Cytokines: Interferons and Chemokines
My research group studies the interactions of cytokines and chemokines with their receptors in normal and diseased cells and tissues. Through an understanding of how these biological response modifiers influence the innate and adaptive immune responses and directly exert their influence on non-immune target cells, we will be better positioned to develop therapeutic intervention strategies for a variety of clinical indications.
Our studies include identification of signal transduction pathways downstream of the interferon-alpha/beta receptor and the chemokine receptor, CCR5. We have extensively mapped signaling cascades that lead to both transcriptional and translational regulation, and assigned biological responses to specific cytokine- or chemokine- inducible signaling events, e.g. antiviral responses, growth inhibitory activities, chemotactic responses, proliferative responses.
We use immortalized human cell lines, gene deficient mice and patient specimens acquired from different human disease cohorts, for our in vitro and in vivo studies.
Broad Spectrum Antivirals
A major focus in the lab is the study of virus-host interactions in the context of developing broad spectrum antivirals. Through an examination of protein-protein interactions between ligands and receptors and between signaling effectors and viral intermediates, we are able to translate this information into antiviral drug development.
In 2003, studies were conducted to investigate the therapeutic potential of interferon-alpha in SARS patients during the Toronto outbreak. Encouraging results have directed our group's efforts towards examining interferon activity against a number of emerging infectious diseases, including avian influenza H5N1. Additionally, studies with poxviruses have revealed that activation of the chemokine receptor CCR5 is important for infection and ongoing studies are examining potential antiviral targets related to CCR5 antagonism.

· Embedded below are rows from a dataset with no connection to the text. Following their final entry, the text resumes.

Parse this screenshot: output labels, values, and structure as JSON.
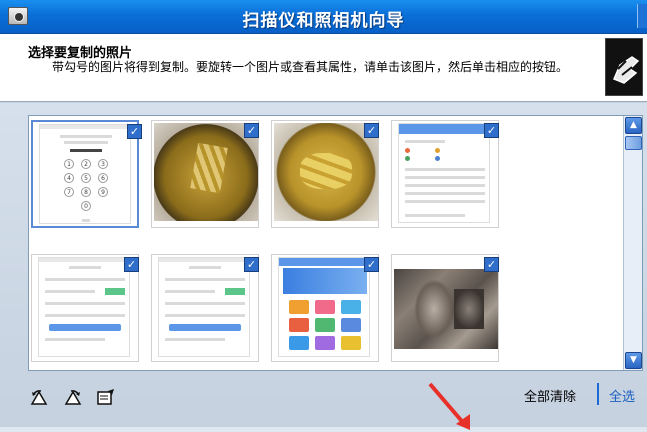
{
  "window": {
    "title": "扫描仪和照相机向导"
  },
  "header": {
    "title": "选择要复制的照片",
    "description": "带勾号的图片将得到复制。要旋转一个图片或查看其属性，请单击该图片，然后单击相应的按钮。"
  },
  "thumbnails": [
    {
      "name": "keypad-screenshot",
      "checked": true,
      "selected": true
    },
    {
      "name": "bowl-photo-1",
      "checked": true,
      "selected": false
    },
    {
      "name": "bowl-photo-2",
      "checked": true,
      "selected": false
    },
    {
      "name": "app-list-screenshot",
      "checked": true,
      "selected": false
    },
    {
      "name": "form-screenshot-1",
      "checked": true,
      "selected": false
    },
    {
      "name": "form-screenshot-2",
      "checked": true,
      "selected": false
    },
    {
      "name": "app-grid-screenshot",
      "checked": true,
      "selected": false
    },
    {
      "name": "fabric-photo",
      "checked": true,
      "selected": false
    }
  ],
  "toolbar": {
    "rotate_left_icon": "rotate-left-icon",
    "rotate_right_icon": "rotate-right-icon",
    "properties_icon": "properties-icon",
    "clear_all_label": "全部清除",
    "select_all_label": "全选"
  },
  "colors": {
    "titlebar": "#0a6fd8",
    "checkbox": "#2f6fcb",
    "select_all_link": "#1d5fbf",
    "annotation_arrow": "#e8302a"
  }
}
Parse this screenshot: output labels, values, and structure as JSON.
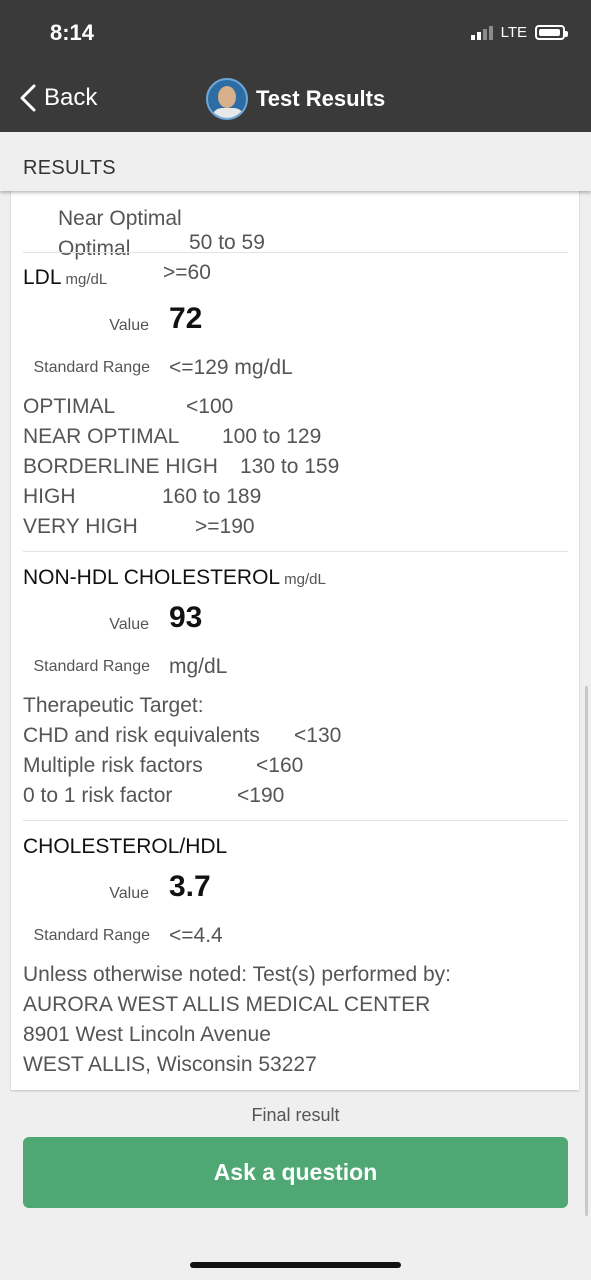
{
  "status_bar": {
    "time": "8:14",
    "network": "LTE"
  },
  "nav": {
    "back_label": "Back",
    "title": "Test Results"
  },
  "section": {
    "label": "RESULTS"
  },
  "hdl_tail": [
    {
      "label": "Near Optimal",
      "range": "50 to 59"
    },
    {
      "label": "Optimal",
      "range": ">=60"
    }
  ],
  "ldl": {
    "name": "LDL",
    "unit": "mg/dL",
    "value_label": "Value",
    "value": "72",
    "range_label": "Standard Range",
    "range": "<=129 mg/dL",
    "ranges": [
      {
        "label": "OPTIMAL",
        "range": "<100"
      },
      {
        "label": "NEAR OPTIMAL",
        "range": "100 to 129"
      },
      {
        "label": "BORDERLINE HIGH",
        "range": "130 to 159"
      },
      {
        "label": "HIGH",
        "range": "160 to 189"
      },
      {
        "label": "VERY HIGH",
        "range": ">=190"
      }
    ]
  },
  "non_hdl": {
    "name": "NON-HDL CHOLESTEROL",
    "unit": "mg/dL",
    "value_label": "Value",
    "value": "93",
    "range_label": "Standard Range",
    "range": "mg/dL",
    "target_heading": "Therapeutic Target:",
    "targets": [
      {
        "label": "CHD and risk equivalents",
        "range": "<130"
      },
      {
        "label": "Multiple risk factors",
        "range": "<160"
      },
      {
        "label": "0 to 1 risk factor",
        "range": "<190"
      }
    ]
  },
  "ratio": {
    "name": "CHOLESTEROL/HDL",
    "value_label": "Value",
    "value": "3.7",
    "range_label": "Standard Range",
    "range": "<=4.4",
    "notes": [
      "Unless otherwise noted: Test(s) performed by:",
      "AURORA WEST ALLIS MEDICAL CENTER",
      "8901 West Lincoln Avenue",
      "WEST ALLIS, Wisconsin 53227"
    ]
  },
  "footer": {
    "status": "Final result",
    "ask_button": "Ask a question"
  }
}
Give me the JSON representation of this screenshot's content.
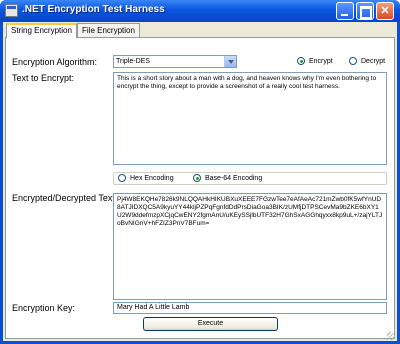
{
  "window": {
    "title": ".NET Encryption Test Harness",
    "accent_color": "#0a4fd6"
  },
  "tabs": [
    {
      "label": "String Encryption",
      "active": true
    },
    {
      "label": "File Encryption",
      "active": false
    }
  ],
  "form": {
    "algorithm_label": "Encryption Algorithm:",
    "algorithm_value": "Triple-DES",
    "mode_encrypt": "Encrypt",
    "mode_decrypt": "Decrypt",
    "mode_selected": "Encrypt",
    "text_to_encrypt_label": "Text to Encrypt:",
    "text_to_encrypt": "This is a short story about a man with a dog, and heaven knows why I'm even bothering to encrypt the thing, except to provide a screenshot of a really cool test harness.",
    "encoding_hex": "Hex Encoding",
    "encoding_base64": "Base-64 Encoding",
    "encoding_selected": "Base-64 Encoding",
    "output_label": "Encrypted/Decrypted Text:",
    "output_text": "Pj4W8EKQHe7826k9NLQQAHkHIKUBXuXEEE7FGzwTee7eAfAeAc721mZwb0fK5wfYnUD8ATJIDXQC5A9kyuYY44kljPZPqFgnfdDdPrsDiaGoa3BIK/zUMfjDTPSCevMa9bZKE6bXY1U2W9ddefmzpXCjqCwENY2fgmAnU/uKEySSjlbUTF32H7GhSxAGGhqyxx8kp9uL+/zajYLTJoBvNIGnV+hFZIZ3PnV7BFum=",
    "key_label": "Encryption Key:",
    "key_value": "Mary Had A Little Lamb",
    "execute_label": "Execute"
  }
}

Another focus of the group is investigating how dysregulation of cytokine and chemokine expression leads to pro-inflammatory events in various autoimmune diseases such as rheumatoid arthritis, multiple sclerosis and lupus.
Director, Arthritis & Autoimmunity Research Centre
Professor, Department of Immunology, University of Toronto
Canada Research Chair in Women's Health & Immunobiology